A relational, write-oriented transactional situation is great for "slowly changing over time" records - like Orders, Invoices, SecurityLogs, etc. For this you could use a regular relational table using the PGTable or SQLServerTable as you see fit.


. . . This section will be updated shortly . . .

A Note on Speed and Memory

Some applications have a ton of data and for that, Biggy might not be the best fit if you need to read from that ton of data consistently. We've focused on prying apart data into two camps: High Read, and High Write.

We're still solidifying our benchmarks, but in-memory read is about as fast as you can get. Our writes are getting there too - currently we can drop 100,000 documents to disk in about 2 seconds - which isn't so bad. We can write 10,000 records to Postgres and SQL Server in about 500ms - again not bad.

So if you want to log with Biggy - go for it! Just understand that if you use a DBList<T>, it assumes you want to read too so it will store the contents in memory as well as on disk. If you don't need this, just use a DBTable<T> (Postgres or SQLServer) and write your heart out.

You might also wonder about memory use.

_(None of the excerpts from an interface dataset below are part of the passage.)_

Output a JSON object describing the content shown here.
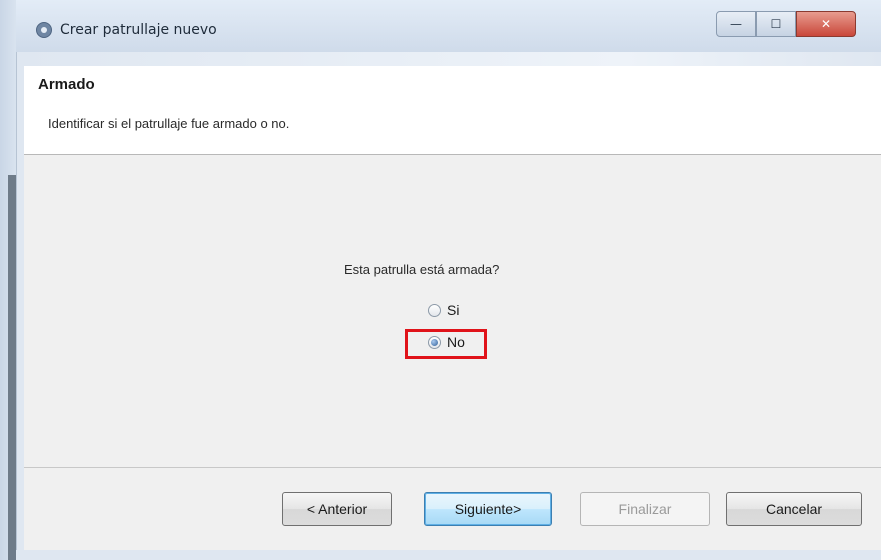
{
  "window": {
    "title": "Crear patrullaje nuevo",
    "controls": {
      "minimize": "—",
      "maximize": "☐",
      "close": "✕"
    }
  },
  "header": {
    "title": "Armado",
    "description": "Identificar si el patrullaje fue armado o no."
  },
  "main": {
    "question": "Esta patrulla está armada?",
    "options": [
      {
        "label": "Si",
        "selected": false
      },
      {
        "label": "No",
        "selected": true
      }
    ]
  },
  "footer": {
    "back_label": "< Anterior",
    "next_label": "Siguiente>",
    "finish_label": "Finalizar",
    "cancel_label": "Cancelar"
  },
  "colors": {
    "highlight": "#e0131a",
    "default_button_border": "#3c7fb1"
  }
}
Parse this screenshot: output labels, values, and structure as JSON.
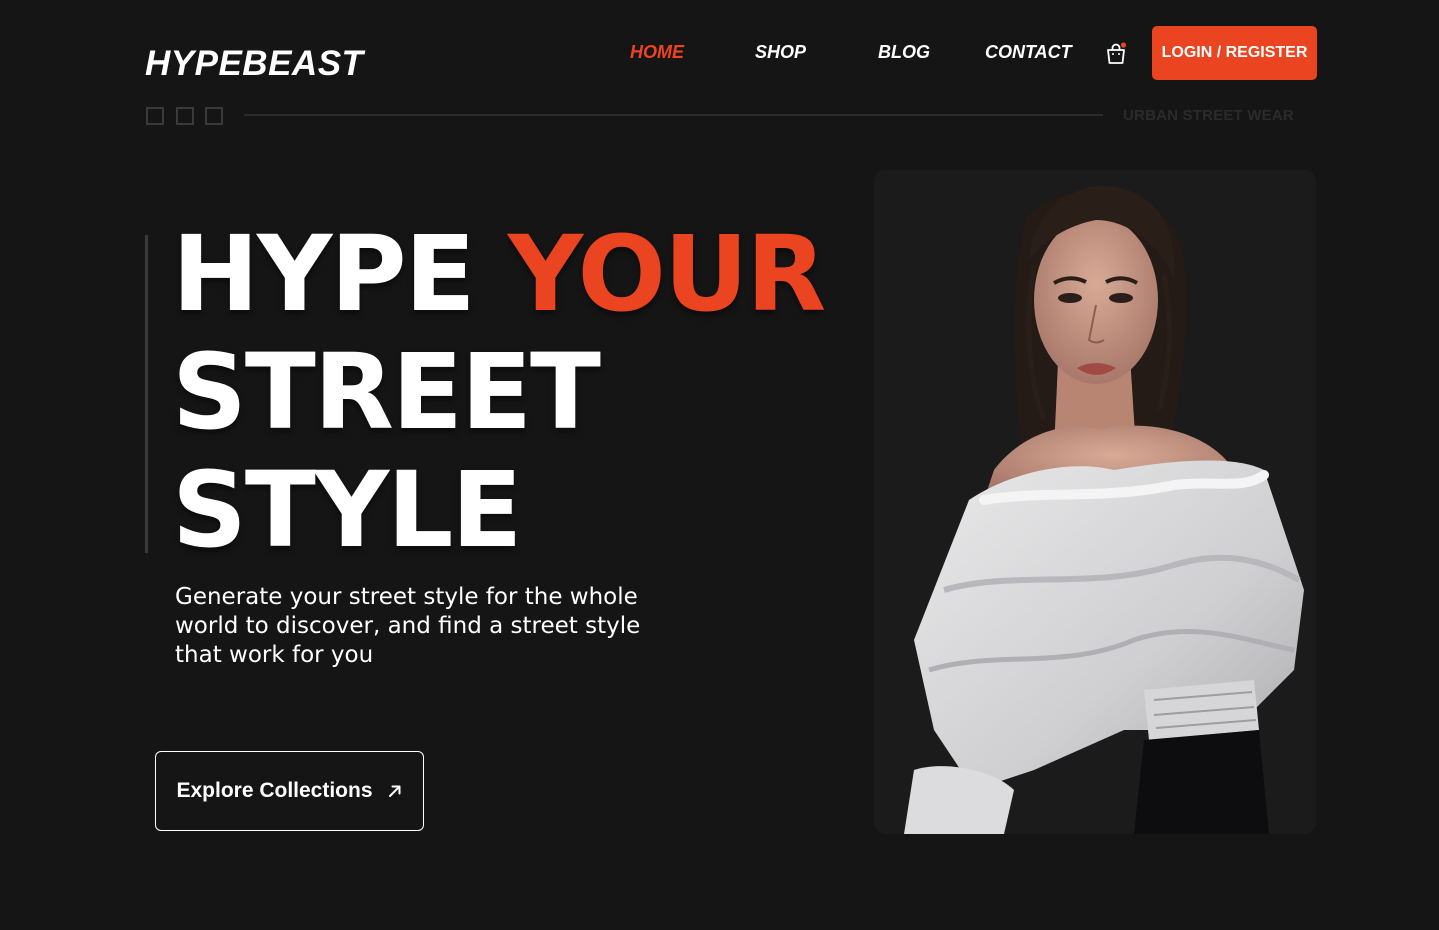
{
  "header": {
    "logo": "HYPEBEAST",
    "nav": [
      {
        "label": "HOME",
        "active": true
      },
      {
        "label": "SHOP",
        "active": false
      },
      {
        "label": "BLOG",
        "active": false
      },
      {
        "label": "CONTACT",
        "active": false
      }
    ],
    "cart_icon": "shopping-bag-icon",
    "login_label": "LOGIN / REGISTER"
  },
  "divider": {
    "tagline": "URBAN STREET WEAR"
  },
  "hero": {
    "line1_white": "HYPE",
    "line1_accent": "YOUR",
    "line2": "STREET",
    "line3": "STYLE",
    "description": "Generate your street style for the whole world to discover, and find a street style that work for you",
    "cta_label": "Explore Collections",
    "cta_icon": "arrow-up-right-icon"
  },
  "colors": {
    "background": "#151515",
    "accent": "#ea4420",
    "text": "#ffffff"
  }
}
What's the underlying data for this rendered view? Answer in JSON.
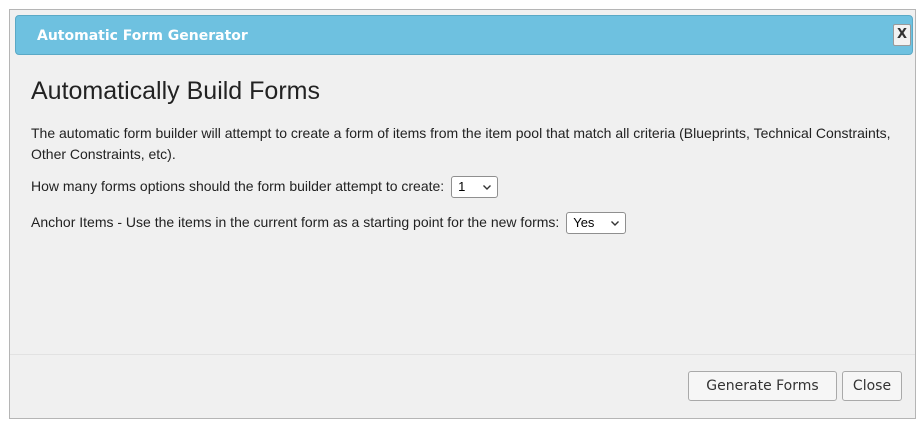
{
  "dialog": {
    "title": "Automatic Form Generator",
    "close_label": "X",
    "heading": "Automatically Build Forms",
    "description": "The automatic form builder will attempt to create a form of items from the item pool that match all criteria (Blueprints, Technical Constraints, Other Constraints, etc).",
    "forms_count": {
      "label": "How many forms options should the form builder attempt to create:",
      "selected": "1"
    },
    "anchor_items": {
      "label": "Anchor Items - Use the items in the current form as a starting point for the new forms:",
      "selected": "Yes"
    },
    "buttons": {
      "generate": "Generate Forms",
      "close": "Close"
    }
  },
  "colors": {
    "titlebar": "#6ec1e0",
    "dialog_background": "#f0f0f0"
  }
}
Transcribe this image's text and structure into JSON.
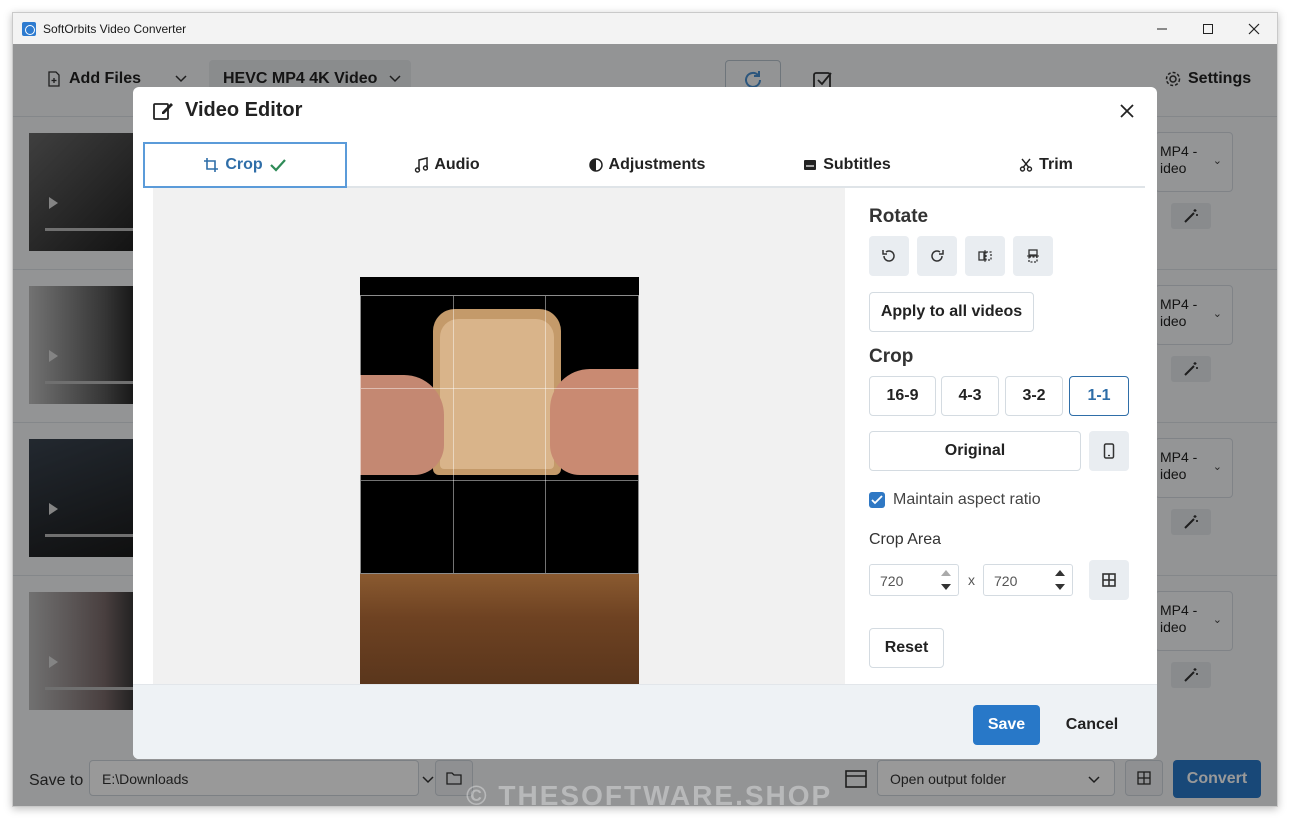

Since you're storing everything in memory - for a small web app this might be a concern. Currently the smallest, free sites on Azure allow you 1G RAM. Is this enough space for your data? Borrowing from Karl Seguin:

I do feel that some developers have lost touch with how little space data can take. The Complete Works of William Shakespeare takes roughly 5.5MB of storage

The entire customer, catalog, logging, and sales history of Tekpub was around 6MB. If you're bumping up against your data limit - just move from an in-memory list to a regular table object (as shown above) and you're good to go.

Wanna Help?

Please do! Here's what we ask of you:

  • If you've found a bug, please log it in the Issue list.
  • If you want to fork and fix (thanks!) - please fork then open a branch on your fork specifically for this issue. Give it a nice name.
  • Make the fix and then in your final commit message please use the Github magic syntax ("Closes #X" or Fixes etc) so we can tie your PR to you and your issue
  • Please please please verify your bug or issue with a test (we use NUnit and it's simple to get going)

Thanks so much!